On one summer Sunday afternoon in 1962, I think my mother must have approached my Dad and said something along the lines of "get those two kids out of the house - somewhere, anywhere - so I can be rid of them for a few hours."  So it was that my Dad took my sister and I to the Stanley Theater (now the Benedum) to see the movie, "The Music Man".  It was the summer before my 11th birthday, and it was my first exposure to the art form of "musical comedy."  I loved it.  I have seen the movie too many times to count, and have seen it performed on stage at least four or five times....Broadway Series, CLO, even North Allegheny High School.   Simply put,  if you EVER have a chance to see this done on stage, at any level, you have to do so.  You just HAVE to.


Another absolute classic.  The movie version of this is great, but your theater going experience is not complete unless you see this one performed on stage.  I have seen it at least three times, once with the CLO when Noel Harrison, son of the original Henry Higgins, Rex Harrison, was cast to play the irascible Professor Higgins.  Also saw this one done by North Allegheny High School, and most recently at the intimate O'Reilly Theater by the Pittsburgh Public Theater.


What I said above about "My Fair Lady" can also apply to this one.  A modern take on Shakespeare's  "Romeo and Juliet", this is another show that you really just have to see.  So  many classic songs.  The movie is terrific, but seeing it on stage is special.  I believe that I have only seen it once, done by the CLO.  Just yesterday, I heard the number, "Tonight Quintet", played on XM Radio's On Broadway channel, and it gave me chills. I once worked with a young woman at Highmark who told me she played Maria in her high school's production of "West Side Story".  I was constantly asking her to sing something from the show, and she never would.   Probably drove her away from the department.

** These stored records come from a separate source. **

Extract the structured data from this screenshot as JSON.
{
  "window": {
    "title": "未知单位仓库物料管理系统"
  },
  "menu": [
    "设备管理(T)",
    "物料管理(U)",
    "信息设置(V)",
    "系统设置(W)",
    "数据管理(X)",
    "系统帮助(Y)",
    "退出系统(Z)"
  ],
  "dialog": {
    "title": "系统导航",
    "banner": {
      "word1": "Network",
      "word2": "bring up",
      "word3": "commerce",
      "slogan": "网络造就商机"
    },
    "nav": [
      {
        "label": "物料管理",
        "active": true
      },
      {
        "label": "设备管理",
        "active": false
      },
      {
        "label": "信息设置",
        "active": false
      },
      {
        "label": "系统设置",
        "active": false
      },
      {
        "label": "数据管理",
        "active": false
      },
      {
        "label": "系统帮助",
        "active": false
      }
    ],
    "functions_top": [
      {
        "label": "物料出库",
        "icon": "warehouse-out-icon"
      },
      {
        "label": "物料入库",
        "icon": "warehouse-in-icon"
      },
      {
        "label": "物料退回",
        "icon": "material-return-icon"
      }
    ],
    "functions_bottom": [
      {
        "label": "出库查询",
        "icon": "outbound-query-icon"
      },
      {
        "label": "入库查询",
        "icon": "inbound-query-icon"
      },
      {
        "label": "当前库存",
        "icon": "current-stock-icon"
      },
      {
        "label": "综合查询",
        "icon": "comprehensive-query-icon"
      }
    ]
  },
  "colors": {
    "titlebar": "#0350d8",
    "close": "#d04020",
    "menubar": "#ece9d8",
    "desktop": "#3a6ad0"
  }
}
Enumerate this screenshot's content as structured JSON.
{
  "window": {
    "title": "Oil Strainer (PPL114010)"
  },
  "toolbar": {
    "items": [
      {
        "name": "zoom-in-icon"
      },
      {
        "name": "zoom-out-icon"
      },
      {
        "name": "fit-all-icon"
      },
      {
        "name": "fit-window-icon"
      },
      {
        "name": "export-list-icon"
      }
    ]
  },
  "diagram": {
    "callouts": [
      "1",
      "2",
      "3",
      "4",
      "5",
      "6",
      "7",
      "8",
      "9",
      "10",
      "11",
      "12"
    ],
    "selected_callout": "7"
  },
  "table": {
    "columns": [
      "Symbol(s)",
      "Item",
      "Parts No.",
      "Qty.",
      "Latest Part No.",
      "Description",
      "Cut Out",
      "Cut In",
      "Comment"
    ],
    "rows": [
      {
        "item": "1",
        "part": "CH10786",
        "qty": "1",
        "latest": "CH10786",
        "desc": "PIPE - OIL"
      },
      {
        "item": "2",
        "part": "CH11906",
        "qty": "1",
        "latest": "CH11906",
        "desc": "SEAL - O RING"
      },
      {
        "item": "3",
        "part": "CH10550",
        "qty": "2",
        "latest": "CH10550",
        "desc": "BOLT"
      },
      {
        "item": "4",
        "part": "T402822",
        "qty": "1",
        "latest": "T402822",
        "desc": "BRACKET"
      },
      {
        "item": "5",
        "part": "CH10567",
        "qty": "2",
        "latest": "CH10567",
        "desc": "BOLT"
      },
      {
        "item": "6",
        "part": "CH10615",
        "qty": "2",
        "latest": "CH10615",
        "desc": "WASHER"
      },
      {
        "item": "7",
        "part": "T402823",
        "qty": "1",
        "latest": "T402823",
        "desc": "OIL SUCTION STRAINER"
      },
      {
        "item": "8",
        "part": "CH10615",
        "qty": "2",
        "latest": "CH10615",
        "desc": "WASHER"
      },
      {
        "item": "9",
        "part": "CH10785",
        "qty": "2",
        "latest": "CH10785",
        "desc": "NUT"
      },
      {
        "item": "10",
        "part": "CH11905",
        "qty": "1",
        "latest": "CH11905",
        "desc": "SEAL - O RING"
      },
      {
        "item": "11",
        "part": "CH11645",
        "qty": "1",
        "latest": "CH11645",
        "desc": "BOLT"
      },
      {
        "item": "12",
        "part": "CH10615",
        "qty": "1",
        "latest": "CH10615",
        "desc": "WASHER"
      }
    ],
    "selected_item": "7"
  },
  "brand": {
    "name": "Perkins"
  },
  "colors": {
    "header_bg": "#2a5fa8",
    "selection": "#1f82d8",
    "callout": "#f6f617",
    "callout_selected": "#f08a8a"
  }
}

Another show that Marilyn and I  just saw in the last year as part of the Broadway Series, and we fell in love with it.  Two absolutely terrific numbers - the showstopper "Defying Gravity" that closed the first act, and the wonderful Eleven O'Clock Number, "For Good", which will bring tears to your eyes.  And several other great songs and just a great story.  We can't wait to see it again some day.

So there you go.  I could name others, but you have to stop somewhere.  I regret that I cannot remember what was the first live musical stage show I ever saw.  Probably a CLO production, probably when I was in college, but I just can't remember what it was.  I feel bad about that.

I mentioned that the post is being dedicated to Bill Montrose. Grandstander readers may remember that Bill always served as Guest Blogger when he made his annual Tony Awards Predictions - usually very accurate predictions - for this Blog. As such, I designated him the Official Broadway Correspondent to The Grandstander.  What many of you may not know is that Bill died this past September after a short and courageous battle with cancer.  A contemporary of my two older brothers, I can never remember a time in my life when Bill was not a part of the Sproule family circle of friends, but in the last ten years or so, Marilyn and I became quite close with Bill, and that eight year gap in age between us just disappeared.  We spoke and visited often (Bill lived in the Philadelphia area).  Sports, family memories, lively political discussions, and his love and intimate knowledge of the Broadway Theater made those visits and phone calls just so special.  Also special and significant to us was the fact that the last time we actually saw Bill was when we accompanied Joann and him to New York to see "Beautiful" in September, 2017.  It was just so, so appropriate.

Every play and show we have seen since Bill's death has been accompanied by the thought "How I'd love to talk to Bill and see what he thought of this one."  And how I wish he were here to read this post.  I can just hear him screaming about how I could NOT have included some show that was a special favorite of his.

We miss him so much. 

This may seem like a "downer" to end this post on such a note, but trust me, if you knew Bill Montrose, this whole post would do nothing but put a big smile on your face.